My father came to Britain in 1979. Having survived the Vietnam War, he became a refugee escaping prosecution as a political councillor. He escaped with myself in a small wooden boat along with 40 other people. My mother, brother and sister were left behind in Vietnam.
We were at sea for two weeks, and food and water had run out when we were rescued by a British ship. We were taken to a refugee camp in Singapore, and then to another two camps in England before settling in Hackney.
Our family was finally reunited after five years.
My father’s desire to help others meant that within months of arriving in Britain, he was already working for the Refugee Council in the camp, helping to resettle other Vietnamese refugees. He continued this work for three years until the camp closed and people had been resettled.
In 1986, he founded the An Viet Foundation in Hackney.
For over 30 years, he empowered people to become self-sufficient by offering training and apprenticeships at the An Viet Community Centre, as well as at an Elderly Centre.
He also reached out to the wider community, holding numerous festivals and celebrations, both in the community centre and in Hackney Town Hall.
He also founded The Vietnamese Canteen inside the centre – one of the first ever Vietnamese restaurants in Hackney.

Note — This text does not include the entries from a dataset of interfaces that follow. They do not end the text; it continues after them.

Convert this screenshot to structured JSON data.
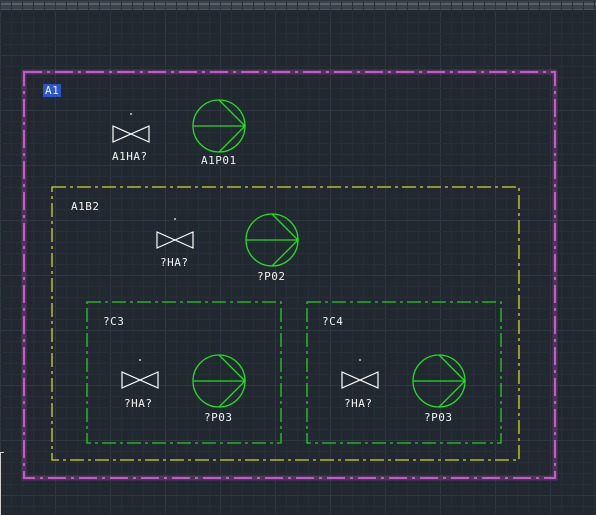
{
  "colors": {
    "background": "#212830",
    "grid_minor": "#262e37",
    "grid_major": "#2f3842",
    "area_border": "#c45ac8",
    "building_border": "#d4d42a",
    "cell_border": "#22d022",
    "pump": "#22e022",
    "valve": "#ffffff",
    "label": "#f2f2f2",
    "selected_label_bg": "#2b55c8"
  },
  "area": {
    "label": "A1"
  },
  "building": {
    "label": "A1B2"
  },
  "cells": [
    {
      "label": "?C3"
    },
    {
      "label": "?C4"
    }
  ],
  "valves": [
    {
      "tag": "A1HA?",
      "icon": "valve-icon"
    },
    {
      "tag": "?HA?",
      "icon": "valve-icon"
    },
    {
      "tag": "?HA?",
      "icon": "valve-icon"
    },
    {
      "tag": "?HA?",
      "icon": "valve-icon"
    }
  ],
  "pumps": [
    {
      "tag": "A1P01",
      "icon": "pump-icon"
    },
    {
      "tag": "?P02",
      "icon": "pump-icon"
    },
    {
      "tag": "?P03",
      "icon": "pump-icon"
    },
    {
      "tag": "?P03",
      "icon": "pump-icon"
    }
  ]
}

It became infamous, a foodie Institution, attracting locals and movie stars who sat alongside each other over Vietnamese food.
In 2002, my father became the first Vietnamese in the UK to be elected as a councillor.
In 2006, he was awarded an MBE in recognition for all his contribution to the community.
Written by Linh Vu, daughter of Thanh Vu.